Because the card’s have bonuses and benefits that interact better with certain cards, building a ‘themed’ deck is less advantageous than a DC fan may like. For instance, in the first game I played I employed a strategy of purchasing the Villain cards ‘Suicide Squad’. These are Joker henchmen in the DC Universe, the bad-guys of that Comic world. Now, I was playing Superwoman, whose ability granted me extra card draws per turn based on any new Villains I purchased during my turn. So each time I used Power points to buy one of these Villain cards from the market-place I was effectively gaining a benefit due to purchasing, or rather ’employing’ Villains to come to my side. In addition the Victory Points that these ‘Suicide Squad’ Villains granted were based on the total number of ‘Suicide Squad’ Villain’s I had in my deck at the end of the game. So not only was my Super-hero power encouraging me to employ Villains, but the Villain’s themselves were rewarding me for basically employing their ‘friends’.
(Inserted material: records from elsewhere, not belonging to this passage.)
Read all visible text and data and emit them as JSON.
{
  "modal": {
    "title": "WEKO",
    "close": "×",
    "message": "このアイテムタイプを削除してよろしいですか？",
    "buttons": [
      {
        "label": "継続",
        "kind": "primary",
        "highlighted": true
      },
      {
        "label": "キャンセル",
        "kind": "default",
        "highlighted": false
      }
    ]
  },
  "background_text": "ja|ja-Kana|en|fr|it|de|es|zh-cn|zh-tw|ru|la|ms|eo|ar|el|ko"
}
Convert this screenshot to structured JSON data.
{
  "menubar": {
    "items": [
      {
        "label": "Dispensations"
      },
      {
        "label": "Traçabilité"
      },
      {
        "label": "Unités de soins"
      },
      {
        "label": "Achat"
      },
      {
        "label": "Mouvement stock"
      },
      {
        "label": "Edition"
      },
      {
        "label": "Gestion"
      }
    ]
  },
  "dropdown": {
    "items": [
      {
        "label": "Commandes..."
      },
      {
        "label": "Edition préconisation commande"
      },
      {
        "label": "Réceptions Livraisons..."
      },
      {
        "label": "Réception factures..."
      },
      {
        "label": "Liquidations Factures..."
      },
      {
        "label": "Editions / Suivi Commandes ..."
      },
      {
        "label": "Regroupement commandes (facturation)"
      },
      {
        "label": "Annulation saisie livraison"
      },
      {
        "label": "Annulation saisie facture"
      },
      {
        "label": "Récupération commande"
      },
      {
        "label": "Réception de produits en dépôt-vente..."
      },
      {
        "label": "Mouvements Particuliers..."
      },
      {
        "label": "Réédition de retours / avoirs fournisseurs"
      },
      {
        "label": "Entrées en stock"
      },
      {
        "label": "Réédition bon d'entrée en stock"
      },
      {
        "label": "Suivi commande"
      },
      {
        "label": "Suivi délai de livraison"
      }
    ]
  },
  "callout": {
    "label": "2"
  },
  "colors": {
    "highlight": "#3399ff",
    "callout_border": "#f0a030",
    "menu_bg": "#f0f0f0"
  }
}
To be fair this strategy proved successful because my competing Super-heroes in the game went for Cards that were more thematic and resource oriented, while I went in for pure Victory Point count by acquiring cards like the ‘Suicide Squad’ that had little in game benefits but produced dividends down the road. And it worked, I won that game. But it came at a cost of being a Super-hero who employed Villain’s and who went without the bells and whistles of item’s like Wonder Woman’s Lasso or Aqua-man’s Trident (I also made sure to purchase Super-Villain’s from the Super-Villain deck to increase my Victory Point total).
So mechanically the game rewards an atypical Super-hero ethos, that is ‘buying’ Villain’s and bringing them to your side, including the big-daddy Super-Villain’s of the game. It also places a premium on acquiring cards that have high Victory Points, oddly enough like Villain’s and the Super-Villain’s, but that do not necessarily coincide with the cooler thematic cards in the game. A lot of the cards that have in-game effects that are useful during play also yield little Victory Points at the end which again means player’s may wish to ultimately favor less ‘cool’ card choices. So in terms of ‘in-the-Super-heroes-shoe’s’ feel, the game leaves something to be desired. However putting aside thematic tie-in’s the gameplay itself does indeed lend itself towards careful resource consideration and attention to what tactics your opponents are going for.
In terms of artwork the game is top-notch with the action and polish worthy of any quality comic book. The card design is incredibly pleasing to the eye in terms of borders, shades and visual layout. The game mechanics are clear-cut and not too verbose in their presentation as well. The one thing they lack is a bit of in-game description similar to Magic’s background text but this is more of a personal preference.
Overall the game is a good throw-down between other more serious Table-top pursuits. It has excellent artwork and an eye towards planning and resource management, the hallmarks of any good strategy game. In terms of repeatability however, it’s easy to see how once player’s are familiar enough with end-game Victory Point counts, they will all pursue a Villain stacked deck which may be a tough pill to swallow for your typical DC-fanboy. However, if you’re just in it to win, there’s no reason that a game or two of DC Deckbuilding can not make a guest appearance here and there at your weekly session.
Check-out Cryptozoic’s website:
Check-out the DC Building Game itself: